It’s a funny old world – and keeping up with all the amusing news in it can be a tough task. Luckily, we’ve collected some of the most interesting, important or just plain weird news stories from the world of beer, for you to peruse at your leisure. So, grab a can (or pint) and read on to find out just some of the beer news you might have missed over the past month.
Internet Discovers Tennent’s Lager is Sold as Craft Beer
If you live the UK, you probably know Tennent’s Lager. Mostly drunk in Scotland, it is often known for its super-strength variety that has been a favourite of football hooligans and alcoholics since the 1950s. Less known is the fact that the weaker 4.0% ABV lager is actually one of the most popular pints amongst Scottish drinkers.
Even less well known is that Tennant’s is often served around the world – as a craft beer. Twitter user Robbie Pye shared a photo of the beer menu in a bar he was at in Murcia, Spain. In amongst the IPAs and chocolate stouts, was a small slot for Tennent’s. Several other social media users jumped in on the story, including one who found it selling for $7 in a bar in Chicago and another for €8 in a bar in Milan. Any true Scot would be horrified by that!
Swedish Football Fans Out Drink an Entire Russian City
The Russian city of Nizhny Novgorod has a historic city centre and a population of just over one million. However, they clearly weren’t prepared for the influx of Swedish football fans (nearly 10,000 of them) whose national team are based nearby during the World Cup. In a stunning display of footballing revelry, the Swedes drank every bar in the city centre dry of beer in just three nights.
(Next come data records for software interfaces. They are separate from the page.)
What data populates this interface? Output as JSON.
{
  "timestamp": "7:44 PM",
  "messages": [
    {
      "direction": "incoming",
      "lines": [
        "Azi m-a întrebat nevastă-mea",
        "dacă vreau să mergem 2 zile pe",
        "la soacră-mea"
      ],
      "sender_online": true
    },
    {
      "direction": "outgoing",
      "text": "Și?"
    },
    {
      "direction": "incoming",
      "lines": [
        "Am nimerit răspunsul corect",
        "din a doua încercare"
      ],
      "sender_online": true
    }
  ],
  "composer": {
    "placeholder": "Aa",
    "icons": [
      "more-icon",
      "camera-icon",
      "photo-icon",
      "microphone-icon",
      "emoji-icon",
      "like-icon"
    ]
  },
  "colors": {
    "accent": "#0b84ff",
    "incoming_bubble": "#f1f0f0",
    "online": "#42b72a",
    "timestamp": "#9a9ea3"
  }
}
Local officials were running on empty too, having too organise fresh deliveries of the good stuff on short notice. ‘The beer in central Novgorod ran out today after the Swedish success. That alone shows how many of us are here and the party atmosphere there is’ said one fan, after their 1-0 win over South Korea in their opening game. We say skål to that!
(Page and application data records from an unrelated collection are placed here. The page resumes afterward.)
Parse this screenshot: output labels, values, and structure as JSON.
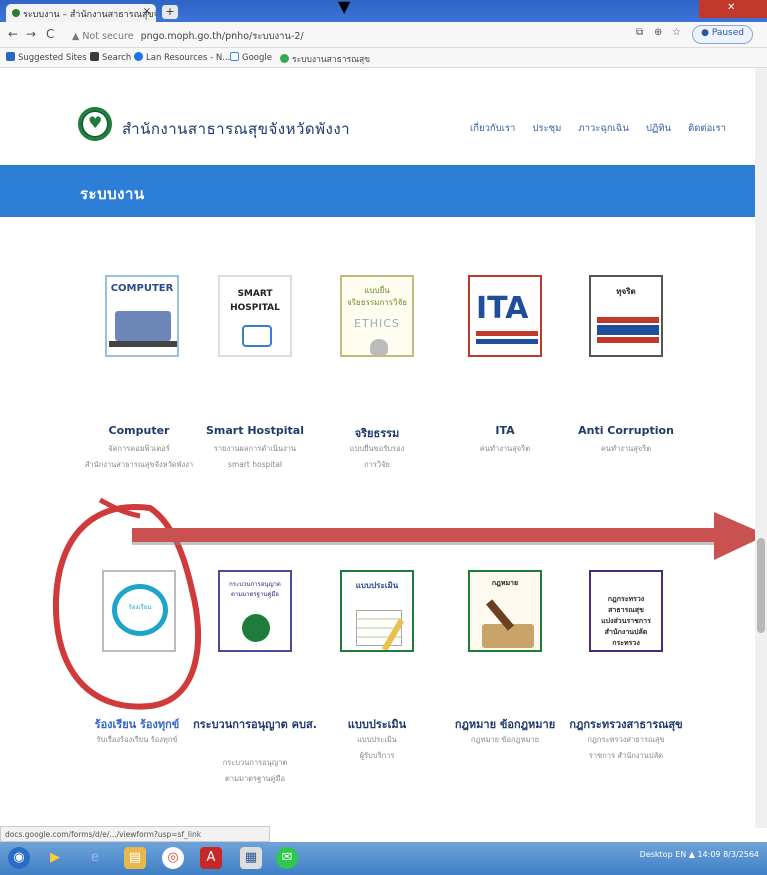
{
  "browser": {
    "tab_title": "ระบบงาน – สำนักงานสาธารณสุขจั...",
    "new_tab": "+",
    "close": "×",
    "url_warning": "▲ Not secure",
    "url": "pngo.moph.go.th/pnho/ระบบงาน-2/",
    "profile": "Paused",
    "bookmarks": [
      "Suggested Sites",
      "Search",
      "Lan Resources - N...",
      "Google",
      "ระบบงานสาธารณสุข"
    ],
    "status_url": "docs.google.com/forms/d/e/.../viewform?usp=sf_link"
  },
  "site": {
    "name": "สำนักงานสาธารณสุขจังหวัดพังงา",
    "nav": [
      "เกี่ยวกับเรา",
      "ประชุม",
      "ภาวะฉุกเฉิน",
      "ปฏิทิน",
      "ติดต่อเรา"
    ],
    "banner_title": "ระบบงาน"
  },
  "cards_row1": [
    {
      "title": "Computer",
      "sub1": "จัดการคอมพิวเตอร์",
      "sub2": "สำนักงานสาธารณสุขจังหวัดพังงา",
      "thumb": "COMPUTER"
    },
    {
      "title": "Smart Hostpital",
      "sub1": "รายงานผลการดำเนินงาน",
      "sub2": "smart hospital",
      "thumb": "SMART HOSPITAL"
    },
    {
      "title": "จริยธรรม",
      "sub1": "แบบยื่นขอรับรอง",
      "sub2": "การวิจัย",
      "thumb": "ETHICS"
    },
    {
      "title": "ITA",
      "sub1": "คนทำงานสุจริต",
      "sub2": "",
      "thumb": "ITA"
    },
    {
      "title": "Anti Corruption",
      "sub1": "คนทำงานสุจริต",
      "sub2": "",
      "thumb": "ทุจริต"
    }
  ],
  "cards_row2": [
    {
      "title": "ร้องเรียน ร้องทุกข์",
      "sub1": "รับเรื่องร้องเรียน ร้องทุกข์",
      "sub2": "",
      "thumb": "ร้องเรียน"
    },
    {
      "title": "กระบวนการอนุญาต คบส.",
      "sub1": "กระบวนการอนุญาต",
      "sub2": "ตามมาตรฐานคู่มือ",
      "thumb": "คบส."
    },
    {
      "title": "แบบประเมิน",
      "sub1": "แบบประเมิน",
      "sub2": "ผู้รับบริการ",
      "thumb": "แบบประเมิน"
    },
    {
      "title": "กฎหมาย ข้อกฎหมาย",
      "sub1": "กฎหมาย ข้อกฎหมาย",
      "sub2": "",
      "thumb": "กฎหมาย"
    },
    {
      "title": "กฎกระทรวงสาธารณสุข",
      "sub1": "กฎกระทรวงสาธารณสุข",
      "sub2": "ราชการ สำนักงานปลัด",
      "thumb": "กฎกระทรวง"
    }
  ],
  "taskbar": {
    "tray": "Desktop  EN  ▲  14:09  8/3/2564"
  },
  "colors": {
    "banner": "#2d7ed6",
    "annotation": "#d03a3a",
    "arrow": "#c9514f"
  }
}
Grimbergen Monks Lose 600-year-old Beer Recipe
Robed monks meticulously searching dusty archives by candlelight, searching for the key to a secret recipe… sounds like something out a fantasy novel. Except it actually happened, quite recently in fact. The brewing monks of Grimbergen, in the Flemish Brabant municipality of Belgium, started brewing beer in the 13th century. However, they were unfortunately stopped in 1797 after the French Revolution disrupted supply lines. They never started again, but in the 1950s’ beer giant Carlsberg bought the rights to their name to produce its own beer under the Grimbergen name.
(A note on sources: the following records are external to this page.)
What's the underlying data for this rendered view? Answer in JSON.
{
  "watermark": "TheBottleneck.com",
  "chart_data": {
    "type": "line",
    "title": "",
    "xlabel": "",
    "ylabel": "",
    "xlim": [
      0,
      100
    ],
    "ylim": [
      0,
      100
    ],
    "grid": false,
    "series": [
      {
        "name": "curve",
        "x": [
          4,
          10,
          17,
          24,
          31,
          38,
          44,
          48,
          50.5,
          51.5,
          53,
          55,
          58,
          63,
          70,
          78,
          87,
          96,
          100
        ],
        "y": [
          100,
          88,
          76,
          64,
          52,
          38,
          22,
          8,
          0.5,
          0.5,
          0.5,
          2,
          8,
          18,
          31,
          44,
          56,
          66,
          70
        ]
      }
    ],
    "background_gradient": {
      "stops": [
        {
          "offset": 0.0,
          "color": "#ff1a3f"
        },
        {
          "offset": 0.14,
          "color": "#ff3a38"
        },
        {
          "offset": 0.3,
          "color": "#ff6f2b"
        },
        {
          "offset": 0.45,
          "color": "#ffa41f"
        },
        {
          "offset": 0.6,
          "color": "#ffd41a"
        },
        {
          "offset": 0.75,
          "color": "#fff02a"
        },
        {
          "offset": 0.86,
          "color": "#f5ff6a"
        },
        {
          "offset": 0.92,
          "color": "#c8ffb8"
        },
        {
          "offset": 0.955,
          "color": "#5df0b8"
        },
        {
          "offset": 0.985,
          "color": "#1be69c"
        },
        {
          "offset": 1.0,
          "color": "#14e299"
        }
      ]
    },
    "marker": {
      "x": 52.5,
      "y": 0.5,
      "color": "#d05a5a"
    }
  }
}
In 2017, the monks expressed an interest in beginning a new brewery. However, just one problem remained. The old recipe had been archived in the monastic catacombs some 120 years ago. Four volunteer researchers, and a couple of the monks, have spent the past year looking for the documents. They have yet to find what they are looking for.
Wanted: One 13th century Belgian beer recipe. Must be archaic and crumbly, but most importantly – tasty.